Payne’s Creek National Park (PCNP) covers 37,680 acres in the Toledo District. It is co-managed by TIDE and the Belize Forest Department.
PCNP protects hypersaline, saline, brackish and freshwater habitats, mangroves, broadleaf forest and savannah and provides direct protection for a great diversity of species of which twenty are endangered or vulnerable. These include the West Indian manatee (Trichechus manatus), goliath grouper (Epinephelus itajara), black howler monkey (Alouatta pigra) and Yellow-headed parrot (Amazona oratrix belizensis) as well as Belize's five species of cat.
The main purpose of PCNP is the preservation of biodiversity and the sustainable use of the resources through non-extractive activity. This is achieved through a set of programs and activities that ensure the continuation of the health of natural resources in the park. Activities includes regular enforcement patrols by staff in order to prevent illegal activities in the park. Tourism is also incredibly important to the park including regular use of the Punta Y'cacos Lagoon for fly-fishing.
Wild fires are the one of the major threats faced by PCNP. TIDE's fire team uses prescribed burns in strategic places in order to control the location and size of fires.
This is allowing the pine savannah to regenerate. We are on target to restore natural uneven-aged stands of Caribbean pine by 2020. This is helping to enhance the nesting environment for endangered yellow-headed parrot.

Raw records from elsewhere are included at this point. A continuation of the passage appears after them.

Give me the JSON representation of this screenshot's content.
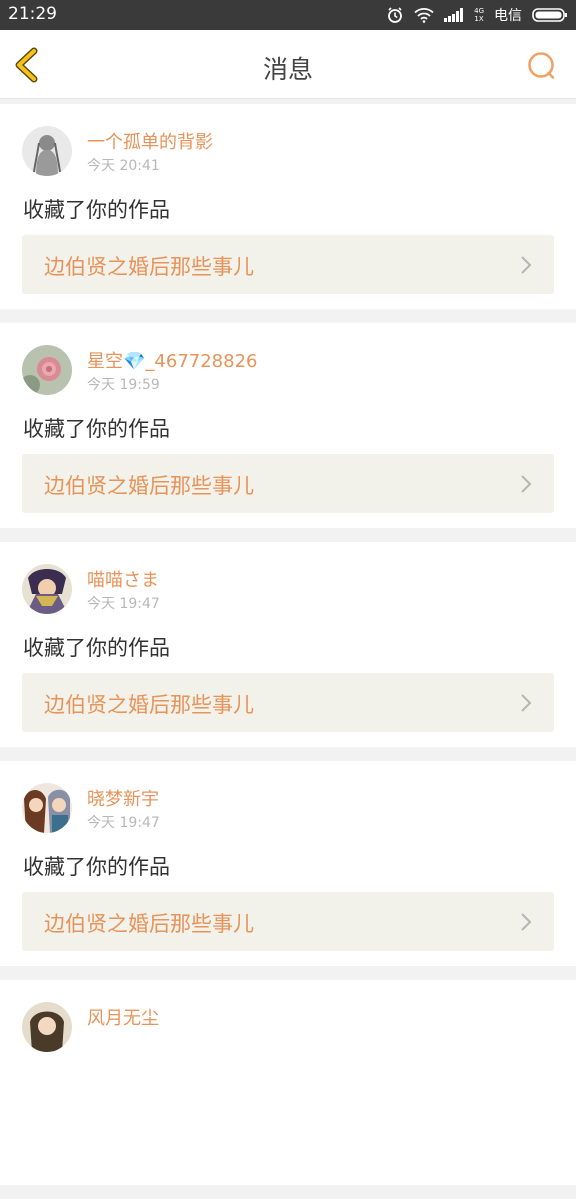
{
  "status_bar": {
    "time": "21:29",
    "network_top": "4G",
    "network_bottom": "1X",
    "carrier": "电信"
  },
  "header": {
    "title": "消息",
    "back_icon": "chevron-left-icon",
    "search_icon": "search-icon"
  },
  "colors": {
    "accent": "#e8935a",
    "header_bg": "#ffffff",
    "status_bar_bg": "#3a3a3a",
    "link_bg": "#f2f2ea",
    "page_bg": "#f2f2f2"
  },
  "messages": [
    {
      "username": "一个孤单的背影",
      "time": "今天 20:41",
      "action": "收藏了你的作品",
      "work_title": "边伯贤之婚后那些事儿"
    },
    {
      "username": "星空💎_467728826",
      "time": "今天 19:59",
      "action": "收藏了你的作品",
      "work_title": "边伯贤之婚后那些事儿"
    },
    {
      "username": "喵喵さま",
      "time": "今天 19:47",
      "action": "收藏了你的作品",
      "work_title": "边伯贤之婚后那些事儿"
    },
    {
      "username": "晓梦新宇",
      "time": "今天 19:47",
      "action": "收藏了你的作品",
      "work_title": "边伯贤之婚后那些事儿"
    },
    {
      "username": "风月无尘",
      "time": "",
      "action": "",
      "work_title": ""
    }
  ]
}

From 2012, the Payne’s Creek rangers began to install artificial nest boxes for yellow-headed parrot. The birds took to them immediately. In the first year, three of the ten boxes contained actual nests with six eggs being laid in total. Of those eggs, three chicks successfully fledged. In 2013, nine of the 19 nest boxes present were occupied and 15 eggs laid.

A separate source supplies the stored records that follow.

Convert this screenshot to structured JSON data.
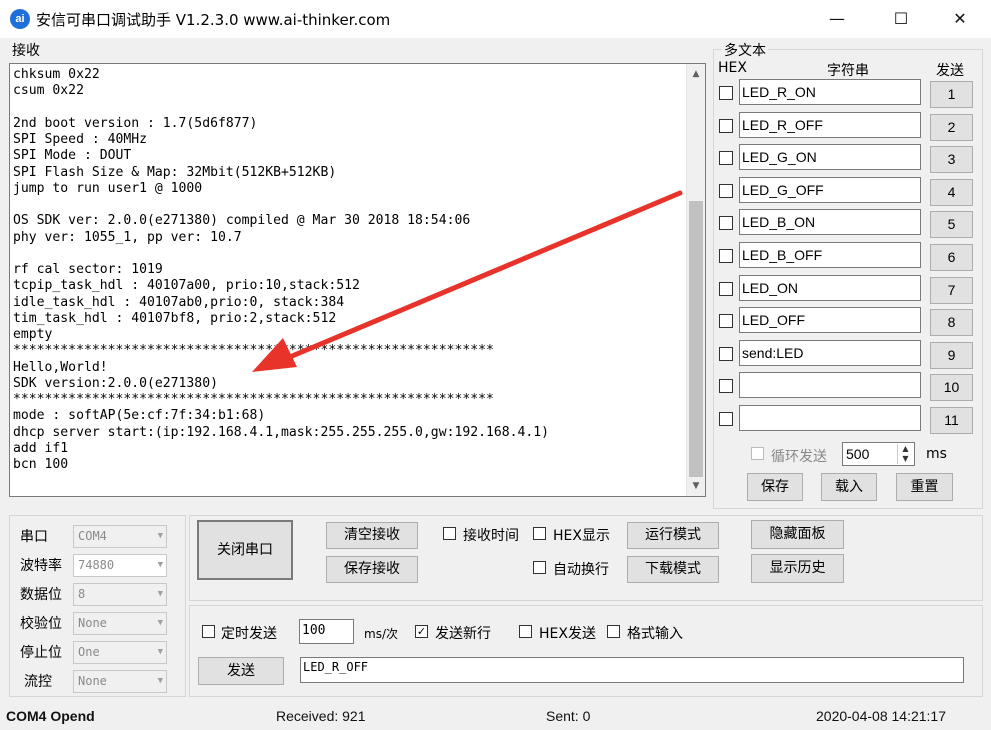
{
  "window": {
    "icon_text": "ai",
    "title": "安信可串口调试助手 V1.2.3.0    www.ai-thinker.com",
    "min_glyph": "—",
    "max_glyph": "☐",
    "close_glyph": "✕"
  },
  "receive": {
    "label": "接收",
    "lines": [
      "chksum 0x22",
      "csum 0x22",
      "",
      "2nd boot version : 1.7(5d6f877)",
      "SPI Speed : 40MHz",
      "SPI Mode : DOUT",
      "SPI Flash Size & Map: 32Mbit(512KB+512KB)",
      "jump to run user1 @ 1000",
      "",
      "OS SDK ver: 2.0.0(e271380) compiled @ Mar 30 2018 18:54:06",
      "phy ver: 1055_1, pp ver: 10.7",
      "",
      "rf cal sector: 1019",
      "tcpip_task_hdl : 40107a00, prio:10,stack:512",
      "idle_task_hdl : 40107ab0,prio:0, stack:384",
      "tim_task_hdl : 40107bf8, prio:2,stack:512",
      "empty",
      "*************************************************************",
      "Hello,World!",
      "SDK version:2.0.0(e271380)",
      "*************************************************************",
      "mode : softAP(5e:cf:7f:34:b1:68)",
      "dhcp server start:(ip:192.168.4.1,mask:255.255.255.0,gw:192.168.4.1)",
      "add if1",
      "bcn 100"
    ]
  },
  "multitext": {
    "title": "多文本",
    "hex_header": "HEX",
    "string_header": "字符串",
    "send_header": "发送",
    "rows": [
      {
        "text": "LED_R_ON",
        "button": "1"
      },
      {
        "text": "LED_R_OFF",
        "button": "2"
      },
      {
        "text": "LED_G_ON",
        "button": "3"
      },
      {
        "text": "LED_G_OFF",
        "button": "4"
      },
      {
        "text": "LED_B_ON",
        "button": "5"
      },
      {
        "text": "LED_B_OFF",
        "button": "6"
      },
      {
        "text": "LED_ON",
        "button": "7"
      },
      {
        "text": "LED_OFF",
        "button": "8"
      },
      {
        "text": "send:LED",
        "button": "9"
      },
      {
        "text": "",
        "button": "10"
      },
      {
        "text": "",
        "button": "11"
      }
    ],
    "loop_send_label": "循环发送",
    "loop_interval": "500",
    "loop_unit": "ms",
    "save_label": "保存",
    "load_label": "载入",
    "reset_label": "重置"
  },
  "serial_settings": {
    "port_label": "串口",
    "port_value": "COM4",
    "baud_label": "波特率",
    "baud_value": "74880",
    "databits_label": "数据位",
    "databits_value": "8",
    "parity_label": "校验位",
    "parity_value": "None",
    "stopbits_label": "停止位",
    "stopbits_value": "One",
    "flow_label": "流控",
    "flow_value": "None"
  },
  "controls": {
    "close_port": "关闭串口",
    "clear_receive": "清空接收",
    "save_receive": "保存接收",
    "recv_time": "接收时间",
    "hex_display": "HEX显示",
    "auto_wrap": "自动换行",
    "run_mode": "运行模式",
    "download_mode": "下载模式",
    "hide_panel": "隐藏面板",
    "show_history": "显示历史"
  },
  "send": {
    "timed_send": "定时发送",
    "interval": "100",
    "interval_unit": "ms/次",
    "new_line": "发送新行",
    "new_line_checked": true,
    "new_line_mark": "✓",
    "hex_send": "HEX发送",
    "format_input": "格式输入",
    "send_button": "发送",
    "send_text": "LED_R_OFF"
  },
  "status": {
    "port_state": "COM4 Opend",
    "received": "Received: 921",
    "sent": "Sent: 0",
    "datetime": "2020-04-08 14:21:17"
  },
  "colors": {
    "annotation_arrow": "#e8332a",
    "app_icon": "#1e6fd9"
  }
}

In 2014 TIDE also invested in large bird cages in PCNP to temporarily house parrots for rehabilitation. TIDE receive parrots that have previously been rescued by the Belize Bird Rescue organisation to release in the wild.
Management of PCNP by TIDE actively includes the buffer communities of Monkey River, Punta Negra, and Punta Gorda and is a national model of participatory administration.